Reese smiles as he fights his final moments until incapacitated and mortally wounded by Samaritan gunfire.  As the cruise missile sent by Samaritan to destroy the uplink satellite reaches the rooftop and kills Reese and the Samaritan agents present, The Machine infects the core systems of Samaritan and engages in her final battle with her nemesis.  Victorious, she avenges Reese and all else who fell to the machinations of Samaritan and its assets, and proceeds to reactivate Team Machine's remaining assets and moves forward into an uncertain future, but one much brighter and more hopeful than the alternative.

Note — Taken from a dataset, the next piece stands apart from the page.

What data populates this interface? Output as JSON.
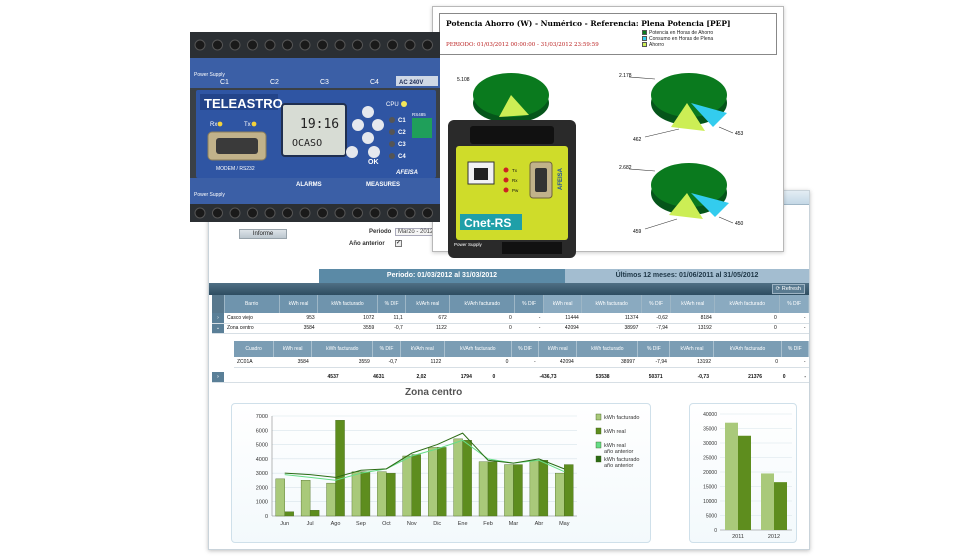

Since I've given the most charitable and objective general account of the story that I can, I'll now proceed to dissect it as the piece of grey propaganda that it is. Slick, smooth, busy, and fun though it may be, that covers over the pernicious payload that it is intended to deliver.  By the time that I am done exposing this thing for what it is, it will appear to be nothing more than sugar coated poison, like so much else that is subverted by the Fifth Column forces which have subverted and overtaken the world long ago, and have ever since been involved in a managed imprisonment of all they pretend to respect and adore.

No comments: